Wherever the string "getAutoConfigurationEntry" occurs in a line of these records, report that line.
━━━━━ Data to examine
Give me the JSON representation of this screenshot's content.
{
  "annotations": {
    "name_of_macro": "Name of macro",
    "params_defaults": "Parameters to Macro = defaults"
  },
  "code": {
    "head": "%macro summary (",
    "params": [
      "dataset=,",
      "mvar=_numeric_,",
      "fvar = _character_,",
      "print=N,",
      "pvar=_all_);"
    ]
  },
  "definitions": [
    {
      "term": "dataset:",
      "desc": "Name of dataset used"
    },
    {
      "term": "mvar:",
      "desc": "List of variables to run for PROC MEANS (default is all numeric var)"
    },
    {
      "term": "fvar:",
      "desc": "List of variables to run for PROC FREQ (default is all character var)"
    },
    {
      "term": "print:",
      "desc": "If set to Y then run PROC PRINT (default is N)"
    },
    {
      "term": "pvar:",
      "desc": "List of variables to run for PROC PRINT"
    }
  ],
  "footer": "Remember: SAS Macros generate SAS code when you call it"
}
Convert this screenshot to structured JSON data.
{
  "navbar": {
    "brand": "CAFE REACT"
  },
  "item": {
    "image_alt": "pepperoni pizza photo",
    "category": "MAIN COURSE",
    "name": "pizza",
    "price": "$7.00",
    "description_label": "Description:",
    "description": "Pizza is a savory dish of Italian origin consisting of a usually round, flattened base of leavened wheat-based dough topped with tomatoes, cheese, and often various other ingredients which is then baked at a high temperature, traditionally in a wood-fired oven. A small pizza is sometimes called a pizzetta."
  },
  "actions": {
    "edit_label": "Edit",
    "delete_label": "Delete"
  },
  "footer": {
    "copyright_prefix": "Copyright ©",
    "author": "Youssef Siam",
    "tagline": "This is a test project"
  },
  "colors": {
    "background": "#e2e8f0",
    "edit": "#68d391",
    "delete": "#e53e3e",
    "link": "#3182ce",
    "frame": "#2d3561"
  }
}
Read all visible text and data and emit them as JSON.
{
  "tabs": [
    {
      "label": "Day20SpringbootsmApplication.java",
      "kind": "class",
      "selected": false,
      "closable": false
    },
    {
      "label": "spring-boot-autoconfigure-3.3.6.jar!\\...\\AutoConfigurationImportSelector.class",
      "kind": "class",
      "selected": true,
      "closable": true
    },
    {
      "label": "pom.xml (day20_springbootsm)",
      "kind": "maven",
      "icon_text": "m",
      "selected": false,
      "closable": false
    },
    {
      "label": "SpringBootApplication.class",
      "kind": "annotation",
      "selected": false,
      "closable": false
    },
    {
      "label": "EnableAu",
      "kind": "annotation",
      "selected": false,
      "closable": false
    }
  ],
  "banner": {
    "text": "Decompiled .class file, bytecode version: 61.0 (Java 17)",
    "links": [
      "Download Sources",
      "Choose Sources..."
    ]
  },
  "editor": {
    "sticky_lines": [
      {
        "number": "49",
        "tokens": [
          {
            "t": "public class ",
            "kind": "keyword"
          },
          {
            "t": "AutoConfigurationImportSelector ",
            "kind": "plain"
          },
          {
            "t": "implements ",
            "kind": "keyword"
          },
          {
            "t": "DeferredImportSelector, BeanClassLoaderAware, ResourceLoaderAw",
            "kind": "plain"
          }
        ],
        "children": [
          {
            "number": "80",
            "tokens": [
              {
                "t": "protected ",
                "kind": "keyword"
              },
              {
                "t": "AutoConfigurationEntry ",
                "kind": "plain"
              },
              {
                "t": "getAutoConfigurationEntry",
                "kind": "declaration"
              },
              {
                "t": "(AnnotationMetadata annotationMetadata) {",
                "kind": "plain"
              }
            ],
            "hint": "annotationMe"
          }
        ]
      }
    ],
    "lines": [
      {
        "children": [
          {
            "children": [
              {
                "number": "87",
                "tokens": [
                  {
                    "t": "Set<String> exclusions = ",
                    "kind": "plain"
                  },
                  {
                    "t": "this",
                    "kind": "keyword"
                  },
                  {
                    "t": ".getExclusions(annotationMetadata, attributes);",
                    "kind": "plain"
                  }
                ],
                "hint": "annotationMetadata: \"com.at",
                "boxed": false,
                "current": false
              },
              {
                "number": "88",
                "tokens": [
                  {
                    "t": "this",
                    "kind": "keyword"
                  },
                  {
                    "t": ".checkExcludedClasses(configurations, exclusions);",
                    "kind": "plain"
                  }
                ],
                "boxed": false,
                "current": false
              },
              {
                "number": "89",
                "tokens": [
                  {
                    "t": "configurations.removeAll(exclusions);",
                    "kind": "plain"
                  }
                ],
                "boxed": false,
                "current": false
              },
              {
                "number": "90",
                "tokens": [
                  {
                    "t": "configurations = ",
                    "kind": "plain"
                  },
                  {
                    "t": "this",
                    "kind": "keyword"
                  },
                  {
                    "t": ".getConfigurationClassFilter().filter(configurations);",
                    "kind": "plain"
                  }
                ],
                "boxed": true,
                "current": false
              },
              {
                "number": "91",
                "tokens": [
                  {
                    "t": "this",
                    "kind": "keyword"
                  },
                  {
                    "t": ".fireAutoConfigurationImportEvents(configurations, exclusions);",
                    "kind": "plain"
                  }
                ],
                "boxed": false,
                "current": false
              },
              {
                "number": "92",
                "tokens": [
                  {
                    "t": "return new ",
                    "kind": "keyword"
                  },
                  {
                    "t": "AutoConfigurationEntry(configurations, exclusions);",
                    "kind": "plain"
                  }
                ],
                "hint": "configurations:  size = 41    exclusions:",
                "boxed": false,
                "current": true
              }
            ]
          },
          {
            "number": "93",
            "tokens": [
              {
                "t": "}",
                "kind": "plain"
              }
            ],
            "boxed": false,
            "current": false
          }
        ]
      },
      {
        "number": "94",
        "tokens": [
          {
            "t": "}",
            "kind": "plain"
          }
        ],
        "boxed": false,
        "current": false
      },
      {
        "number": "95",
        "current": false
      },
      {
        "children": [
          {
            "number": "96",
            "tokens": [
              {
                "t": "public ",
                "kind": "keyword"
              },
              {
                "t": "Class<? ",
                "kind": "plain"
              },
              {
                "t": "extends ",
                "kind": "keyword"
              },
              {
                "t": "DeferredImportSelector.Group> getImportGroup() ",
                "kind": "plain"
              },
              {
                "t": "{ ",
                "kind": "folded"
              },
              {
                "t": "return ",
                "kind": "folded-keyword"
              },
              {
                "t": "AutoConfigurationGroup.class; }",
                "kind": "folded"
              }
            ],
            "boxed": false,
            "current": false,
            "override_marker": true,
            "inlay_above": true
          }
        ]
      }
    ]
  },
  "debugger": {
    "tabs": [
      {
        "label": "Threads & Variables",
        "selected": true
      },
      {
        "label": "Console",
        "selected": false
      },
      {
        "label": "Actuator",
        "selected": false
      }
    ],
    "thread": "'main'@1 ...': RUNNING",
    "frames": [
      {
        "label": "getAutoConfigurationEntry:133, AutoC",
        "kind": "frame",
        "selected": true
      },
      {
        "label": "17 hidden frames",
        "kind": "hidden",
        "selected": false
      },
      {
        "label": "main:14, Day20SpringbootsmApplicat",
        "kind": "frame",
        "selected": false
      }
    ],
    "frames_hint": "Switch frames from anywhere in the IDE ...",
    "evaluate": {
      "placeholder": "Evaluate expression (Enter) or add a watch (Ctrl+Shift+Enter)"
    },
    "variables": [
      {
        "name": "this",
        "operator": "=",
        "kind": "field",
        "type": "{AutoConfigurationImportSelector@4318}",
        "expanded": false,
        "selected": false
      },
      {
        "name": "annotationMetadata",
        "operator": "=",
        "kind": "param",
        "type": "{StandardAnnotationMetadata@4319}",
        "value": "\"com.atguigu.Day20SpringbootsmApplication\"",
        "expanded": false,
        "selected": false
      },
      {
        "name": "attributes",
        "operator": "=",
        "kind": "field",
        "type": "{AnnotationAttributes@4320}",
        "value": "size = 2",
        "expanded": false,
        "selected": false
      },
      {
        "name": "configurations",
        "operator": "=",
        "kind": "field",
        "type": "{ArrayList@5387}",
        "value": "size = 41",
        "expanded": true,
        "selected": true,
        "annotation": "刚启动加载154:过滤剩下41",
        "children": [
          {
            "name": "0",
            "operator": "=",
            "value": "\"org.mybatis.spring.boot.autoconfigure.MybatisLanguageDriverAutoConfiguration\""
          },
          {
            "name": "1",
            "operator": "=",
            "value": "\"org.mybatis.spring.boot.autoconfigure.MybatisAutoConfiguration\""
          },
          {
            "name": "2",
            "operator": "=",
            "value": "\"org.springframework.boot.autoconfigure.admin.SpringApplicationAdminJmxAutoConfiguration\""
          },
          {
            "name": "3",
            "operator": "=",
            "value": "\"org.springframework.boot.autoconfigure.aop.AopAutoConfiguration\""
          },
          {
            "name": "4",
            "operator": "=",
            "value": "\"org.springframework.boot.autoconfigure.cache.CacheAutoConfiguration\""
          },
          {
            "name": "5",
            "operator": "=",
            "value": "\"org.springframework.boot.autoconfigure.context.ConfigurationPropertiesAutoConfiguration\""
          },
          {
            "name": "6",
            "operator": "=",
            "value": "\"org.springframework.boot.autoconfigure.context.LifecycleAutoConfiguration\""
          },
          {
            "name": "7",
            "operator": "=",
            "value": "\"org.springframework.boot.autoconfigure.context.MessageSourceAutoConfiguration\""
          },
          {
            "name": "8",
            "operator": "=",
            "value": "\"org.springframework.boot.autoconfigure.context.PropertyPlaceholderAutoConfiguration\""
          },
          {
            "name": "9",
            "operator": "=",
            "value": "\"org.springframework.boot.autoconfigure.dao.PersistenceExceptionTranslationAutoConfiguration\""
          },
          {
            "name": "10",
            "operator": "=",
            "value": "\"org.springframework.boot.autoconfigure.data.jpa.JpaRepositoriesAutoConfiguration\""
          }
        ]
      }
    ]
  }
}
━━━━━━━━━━
Written answer:
                "t": "getAutoConfigurationEntry",
        "label": "getAutoConfigurationEntry:133, AutoC",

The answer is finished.